The intention of the 'Falling Monuments, Reluctant Ruins' colloquium was to bring architects, visual artists and social scientists, including historians into a common conversation. An excellent beginning was made and the organisers are evidently looking for ideas about how to take it further. What questions and analytical concepts need to be addressed in more depth? What are the 'tropes' signifying malignant intellectual residue, which need to be thoroughly examined and sent on their way?  

 

'Falling Monuments, Reluctant Ruins: Colloquium on the Persistence of the Past in the Architecture and Infrastructure of Colonialism and Apartheid' was hosted by the History Workshop and the Wits School of Architecture and Planning, supported by IFAS Recherche, the Goethe Institut and JAG, held at Wits University, 23-24 November 2018. It was dedicated to the memory of one of the History Workshop's founders, Philip Bonner, who passed away in September last year. This is necessarily a brief report on the colloquium that unfortunately excludes many of the excellent papers that were presented.

Quoted in 'Voortrekker Monument now a national heritage site', SAnews. South African Government News Agency, 16 March 2012, https://www.sanews.gov.za/south-africa/voortrekker-monument-now-national-heritage-site, accessed 28 November 2018.

Dan O'Meara's Volkskapitalisme: Class, Capital and Ideology in the development of Afrikaner Nationalism, 1934-1948. 1983. Cambridge University African Studies Series No. 34 (Cambridge: Cambridge University Press) was particularly influential.

L. Thompson. 1985. The Political Mythology of Apartheid (New Haven: Yale University Press).

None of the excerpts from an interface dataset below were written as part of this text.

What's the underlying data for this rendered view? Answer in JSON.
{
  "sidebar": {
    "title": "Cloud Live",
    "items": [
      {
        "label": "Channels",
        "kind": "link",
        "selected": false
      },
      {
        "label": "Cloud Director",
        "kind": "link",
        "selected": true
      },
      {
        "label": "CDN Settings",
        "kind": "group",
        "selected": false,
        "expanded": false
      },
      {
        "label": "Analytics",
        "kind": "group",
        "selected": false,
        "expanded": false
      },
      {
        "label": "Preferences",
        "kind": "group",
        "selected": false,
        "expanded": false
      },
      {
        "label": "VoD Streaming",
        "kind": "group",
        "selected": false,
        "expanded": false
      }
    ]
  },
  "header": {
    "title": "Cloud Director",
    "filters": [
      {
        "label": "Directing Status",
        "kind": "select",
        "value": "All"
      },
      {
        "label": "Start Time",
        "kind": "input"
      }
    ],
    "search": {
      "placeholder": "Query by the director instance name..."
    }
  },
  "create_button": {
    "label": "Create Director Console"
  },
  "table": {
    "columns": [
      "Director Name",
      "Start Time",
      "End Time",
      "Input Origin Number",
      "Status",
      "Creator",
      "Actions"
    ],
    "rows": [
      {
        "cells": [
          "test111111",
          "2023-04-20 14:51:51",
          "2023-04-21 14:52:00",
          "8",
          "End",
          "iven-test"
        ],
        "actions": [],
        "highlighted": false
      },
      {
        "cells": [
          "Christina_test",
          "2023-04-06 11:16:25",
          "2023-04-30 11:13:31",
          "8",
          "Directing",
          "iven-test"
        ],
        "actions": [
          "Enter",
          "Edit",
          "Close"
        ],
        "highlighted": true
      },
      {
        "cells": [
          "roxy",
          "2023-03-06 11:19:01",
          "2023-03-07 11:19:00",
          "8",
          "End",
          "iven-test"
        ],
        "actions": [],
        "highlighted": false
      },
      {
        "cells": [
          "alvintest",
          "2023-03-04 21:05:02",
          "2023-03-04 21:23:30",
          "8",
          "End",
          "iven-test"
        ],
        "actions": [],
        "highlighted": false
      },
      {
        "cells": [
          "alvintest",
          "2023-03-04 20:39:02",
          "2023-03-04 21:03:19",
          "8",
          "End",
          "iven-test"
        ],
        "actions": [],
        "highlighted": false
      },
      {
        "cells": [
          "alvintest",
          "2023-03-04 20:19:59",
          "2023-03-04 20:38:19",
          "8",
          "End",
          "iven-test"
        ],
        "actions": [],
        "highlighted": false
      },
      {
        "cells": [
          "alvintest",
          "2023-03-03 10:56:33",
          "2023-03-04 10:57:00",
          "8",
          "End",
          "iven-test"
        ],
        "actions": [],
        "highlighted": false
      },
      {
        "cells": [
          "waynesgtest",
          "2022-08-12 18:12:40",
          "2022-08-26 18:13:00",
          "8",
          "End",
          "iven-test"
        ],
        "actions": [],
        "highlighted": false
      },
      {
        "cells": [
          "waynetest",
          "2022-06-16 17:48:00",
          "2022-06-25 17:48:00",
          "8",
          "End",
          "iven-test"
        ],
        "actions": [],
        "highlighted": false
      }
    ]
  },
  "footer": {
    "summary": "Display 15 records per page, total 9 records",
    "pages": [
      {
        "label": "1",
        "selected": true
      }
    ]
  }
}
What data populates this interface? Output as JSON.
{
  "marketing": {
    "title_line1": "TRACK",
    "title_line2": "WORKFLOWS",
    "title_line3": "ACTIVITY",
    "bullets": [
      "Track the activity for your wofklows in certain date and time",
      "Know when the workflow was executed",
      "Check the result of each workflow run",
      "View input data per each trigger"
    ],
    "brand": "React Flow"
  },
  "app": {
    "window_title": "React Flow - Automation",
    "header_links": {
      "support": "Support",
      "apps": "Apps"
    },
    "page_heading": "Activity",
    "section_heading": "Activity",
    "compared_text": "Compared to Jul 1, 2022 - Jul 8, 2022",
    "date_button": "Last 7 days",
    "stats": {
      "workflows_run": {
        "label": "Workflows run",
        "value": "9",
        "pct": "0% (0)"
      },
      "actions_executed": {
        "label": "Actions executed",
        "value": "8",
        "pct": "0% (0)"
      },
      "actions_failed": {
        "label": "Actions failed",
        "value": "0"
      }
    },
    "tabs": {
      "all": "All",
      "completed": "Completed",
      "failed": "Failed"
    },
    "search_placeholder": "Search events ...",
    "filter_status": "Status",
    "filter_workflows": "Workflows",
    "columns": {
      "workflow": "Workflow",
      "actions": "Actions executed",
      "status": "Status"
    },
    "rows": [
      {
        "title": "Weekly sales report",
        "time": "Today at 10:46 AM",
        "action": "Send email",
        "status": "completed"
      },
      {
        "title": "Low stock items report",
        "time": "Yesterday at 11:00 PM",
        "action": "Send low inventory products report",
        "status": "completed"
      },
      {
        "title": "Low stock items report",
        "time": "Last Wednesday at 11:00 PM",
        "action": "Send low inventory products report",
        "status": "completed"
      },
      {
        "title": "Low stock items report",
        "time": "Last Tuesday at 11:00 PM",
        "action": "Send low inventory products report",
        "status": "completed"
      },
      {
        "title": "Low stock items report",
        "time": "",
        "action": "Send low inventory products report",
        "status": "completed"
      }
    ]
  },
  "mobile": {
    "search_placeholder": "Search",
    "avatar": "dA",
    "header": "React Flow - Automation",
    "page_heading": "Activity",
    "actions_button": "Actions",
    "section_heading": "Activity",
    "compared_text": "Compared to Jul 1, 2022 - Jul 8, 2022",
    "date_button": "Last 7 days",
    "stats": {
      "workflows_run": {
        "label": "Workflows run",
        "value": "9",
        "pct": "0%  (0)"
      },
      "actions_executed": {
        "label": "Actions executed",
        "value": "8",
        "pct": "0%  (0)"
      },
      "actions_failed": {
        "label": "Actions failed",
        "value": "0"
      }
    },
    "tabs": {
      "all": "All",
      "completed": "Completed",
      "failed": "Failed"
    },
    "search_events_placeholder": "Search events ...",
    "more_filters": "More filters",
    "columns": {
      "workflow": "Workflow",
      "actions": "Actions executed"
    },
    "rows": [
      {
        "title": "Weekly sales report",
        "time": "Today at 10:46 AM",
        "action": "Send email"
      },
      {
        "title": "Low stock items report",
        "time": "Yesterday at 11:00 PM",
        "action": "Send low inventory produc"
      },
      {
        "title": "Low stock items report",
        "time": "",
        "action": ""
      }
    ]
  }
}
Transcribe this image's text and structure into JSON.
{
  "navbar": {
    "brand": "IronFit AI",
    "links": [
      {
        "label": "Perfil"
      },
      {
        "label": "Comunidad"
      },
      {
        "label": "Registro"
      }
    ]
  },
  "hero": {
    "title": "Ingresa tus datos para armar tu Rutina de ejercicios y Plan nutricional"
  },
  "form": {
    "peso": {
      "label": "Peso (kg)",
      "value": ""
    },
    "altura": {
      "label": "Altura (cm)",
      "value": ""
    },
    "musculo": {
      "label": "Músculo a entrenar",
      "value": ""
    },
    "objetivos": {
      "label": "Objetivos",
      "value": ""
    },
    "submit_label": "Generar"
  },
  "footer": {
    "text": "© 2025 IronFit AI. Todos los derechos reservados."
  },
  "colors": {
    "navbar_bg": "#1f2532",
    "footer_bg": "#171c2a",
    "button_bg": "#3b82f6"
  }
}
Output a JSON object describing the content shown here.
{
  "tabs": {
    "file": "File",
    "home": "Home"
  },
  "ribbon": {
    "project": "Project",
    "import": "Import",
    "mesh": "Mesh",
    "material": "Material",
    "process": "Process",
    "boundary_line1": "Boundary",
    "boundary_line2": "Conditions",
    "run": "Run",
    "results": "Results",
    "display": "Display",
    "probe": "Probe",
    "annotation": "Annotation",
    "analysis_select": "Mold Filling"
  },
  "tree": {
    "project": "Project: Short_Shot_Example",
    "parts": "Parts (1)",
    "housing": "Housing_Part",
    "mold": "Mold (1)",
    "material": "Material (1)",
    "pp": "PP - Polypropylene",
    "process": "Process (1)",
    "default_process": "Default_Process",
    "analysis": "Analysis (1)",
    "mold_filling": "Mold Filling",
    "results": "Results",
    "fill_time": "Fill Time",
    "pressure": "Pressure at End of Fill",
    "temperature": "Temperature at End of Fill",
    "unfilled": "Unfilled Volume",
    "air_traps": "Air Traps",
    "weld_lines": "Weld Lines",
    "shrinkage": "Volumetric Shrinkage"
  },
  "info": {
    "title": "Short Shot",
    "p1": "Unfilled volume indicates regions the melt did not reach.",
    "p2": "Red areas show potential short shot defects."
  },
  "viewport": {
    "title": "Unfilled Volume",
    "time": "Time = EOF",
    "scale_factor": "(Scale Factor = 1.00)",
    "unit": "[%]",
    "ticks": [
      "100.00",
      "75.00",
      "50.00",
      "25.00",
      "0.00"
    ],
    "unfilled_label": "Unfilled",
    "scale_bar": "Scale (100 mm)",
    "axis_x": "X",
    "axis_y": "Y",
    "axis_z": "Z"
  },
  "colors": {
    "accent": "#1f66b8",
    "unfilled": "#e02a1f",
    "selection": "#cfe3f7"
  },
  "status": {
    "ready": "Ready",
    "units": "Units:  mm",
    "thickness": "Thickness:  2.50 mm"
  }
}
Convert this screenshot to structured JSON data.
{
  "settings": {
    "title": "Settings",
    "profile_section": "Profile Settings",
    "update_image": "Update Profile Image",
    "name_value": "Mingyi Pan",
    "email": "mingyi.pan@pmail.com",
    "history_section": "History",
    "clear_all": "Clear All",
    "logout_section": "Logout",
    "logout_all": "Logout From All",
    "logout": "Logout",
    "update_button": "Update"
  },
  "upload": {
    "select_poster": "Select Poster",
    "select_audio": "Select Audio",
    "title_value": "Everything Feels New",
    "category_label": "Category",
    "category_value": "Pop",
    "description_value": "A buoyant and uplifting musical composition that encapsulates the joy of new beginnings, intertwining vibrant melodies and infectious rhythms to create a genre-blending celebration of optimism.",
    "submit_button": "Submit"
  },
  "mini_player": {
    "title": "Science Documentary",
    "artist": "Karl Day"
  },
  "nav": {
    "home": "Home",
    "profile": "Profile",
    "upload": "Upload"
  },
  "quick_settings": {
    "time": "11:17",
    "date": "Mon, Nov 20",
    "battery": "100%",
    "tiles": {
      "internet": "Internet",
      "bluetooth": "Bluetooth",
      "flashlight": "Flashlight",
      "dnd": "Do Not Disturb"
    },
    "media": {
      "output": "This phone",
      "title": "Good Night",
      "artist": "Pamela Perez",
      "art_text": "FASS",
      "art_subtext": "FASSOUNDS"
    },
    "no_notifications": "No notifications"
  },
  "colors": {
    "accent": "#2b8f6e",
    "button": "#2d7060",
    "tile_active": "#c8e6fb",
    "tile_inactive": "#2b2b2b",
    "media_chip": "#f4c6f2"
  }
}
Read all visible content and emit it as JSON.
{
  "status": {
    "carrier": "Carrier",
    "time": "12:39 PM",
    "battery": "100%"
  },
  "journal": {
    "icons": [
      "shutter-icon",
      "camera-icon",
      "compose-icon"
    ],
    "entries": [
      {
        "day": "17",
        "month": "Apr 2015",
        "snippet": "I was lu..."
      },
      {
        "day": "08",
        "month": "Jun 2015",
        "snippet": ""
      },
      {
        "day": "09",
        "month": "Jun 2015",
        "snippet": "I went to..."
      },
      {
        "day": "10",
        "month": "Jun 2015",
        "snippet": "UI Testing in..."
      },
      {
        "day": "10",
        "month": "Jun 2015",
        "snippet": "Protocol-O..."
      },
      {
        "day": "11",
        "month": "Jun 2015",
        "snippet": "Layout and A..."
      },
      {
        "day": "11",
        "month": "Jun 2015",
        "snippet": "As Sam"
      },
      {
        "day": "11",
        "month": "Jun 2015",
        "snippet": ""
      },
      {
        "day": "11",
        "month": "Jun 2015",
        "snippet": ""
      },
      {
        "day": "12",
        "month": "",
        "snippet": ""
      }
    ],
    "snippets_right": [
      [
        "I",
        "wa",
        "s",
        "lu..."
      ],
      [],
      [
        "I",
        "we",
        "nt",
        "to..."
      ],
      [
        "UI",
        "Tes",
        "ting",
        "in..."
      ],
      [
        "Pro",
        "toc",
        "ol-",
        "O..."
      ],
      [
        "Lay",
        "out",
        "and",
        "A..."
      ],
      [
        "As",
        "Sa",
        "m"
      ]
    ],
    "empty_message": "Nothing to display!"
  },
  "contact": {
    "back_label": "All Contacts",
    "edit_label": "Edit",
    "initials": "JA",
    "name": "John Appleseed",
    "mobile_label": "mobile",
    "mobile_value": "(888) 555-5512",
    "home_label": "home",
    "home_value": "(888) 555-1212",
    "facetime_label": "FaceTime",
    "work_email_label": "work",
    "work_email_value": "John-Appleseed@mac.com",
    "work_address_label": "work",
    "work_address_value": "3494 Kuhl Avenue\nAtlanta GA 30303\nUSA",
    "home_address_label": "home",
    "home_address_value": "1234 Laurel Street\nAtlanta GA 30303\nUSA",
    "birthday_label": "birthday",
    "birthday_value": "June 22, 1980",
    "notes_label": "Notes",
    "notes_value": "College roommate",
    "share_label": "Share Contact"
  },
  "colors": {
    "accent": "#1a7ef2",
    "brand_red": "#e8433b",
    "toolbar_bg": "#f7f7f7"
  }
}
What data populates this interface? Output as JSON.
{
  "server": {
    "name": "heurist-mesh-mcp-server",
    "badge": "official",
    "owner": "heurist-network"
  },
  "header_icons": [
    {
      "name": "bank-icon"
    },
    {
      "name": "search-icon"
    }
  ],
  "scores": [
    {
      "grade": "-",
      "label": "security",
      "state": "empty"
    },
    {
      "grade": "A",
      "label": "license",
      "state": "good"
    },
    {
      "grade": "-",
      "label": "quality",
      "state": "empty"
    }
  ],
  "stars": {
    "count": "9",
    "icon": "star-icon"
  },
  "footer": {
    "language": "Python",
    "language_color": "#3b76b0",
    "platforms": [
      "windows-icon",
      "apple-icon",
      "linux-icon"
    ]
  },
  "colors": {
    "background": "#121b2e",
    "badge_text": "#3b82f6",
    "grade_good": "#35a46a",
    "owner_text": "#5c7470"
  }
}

C. Hamilton. 1994. 'Against the Museum as Chameleon' in South African Historical Journal 31, 184-190.

M. Moiloa and N. Mokgotho (MADEYOULOOK). 2018. 'Ejaradini: Reflections on black urban gardening practices as a model for the Johannesburg Art Gallery.

C. Kros. 2018. 'Facing (down) the colonizer? The Mandela statue on the balcony of the Cape Town City Hall.

Goolam Vahed. 2018. 'Commemorating Indian Indentured Labour: Public statuary, reparations and labour routes.'

H. Judin. 2018. 'Material Damage: 80 Albert Street and the heritage of destruction.'

Sally Gaule's paper (2018) was titled,' Post-Apartheid Shadows'.

Brenton Maart (2018). 'The development of a novel category of monument, termed the inadvertent monument, as evidenced in selected apartheid buildings in previous South African apartheid native reserves.'

C. Hamilton and N. Leibhammer. Tribing and Untribing the Archive (Pietermaritzburg: University of KwaZulu-Natal Press).

Hamilton. 'Against the Museum as Chameleon'.

It is also a pity that Ali Khangela Hlongwane was unable to present his paper, 'Credo Mutwa and the West Rand Administration Board's Cultural Village Kwa-Khaya Lendaba, and the mythological sculptures in Soweto: Invisible monument or ruins as chameleons.' Hlongwane's abstract suggests that he would have argued both for the inclusion of the unsavoury political background of the cultural village and for a consideration of how Credo Mutwa's work somehow disrupts the 'political imagination' of the West Rand Administration Board (an arm of the apartheid government).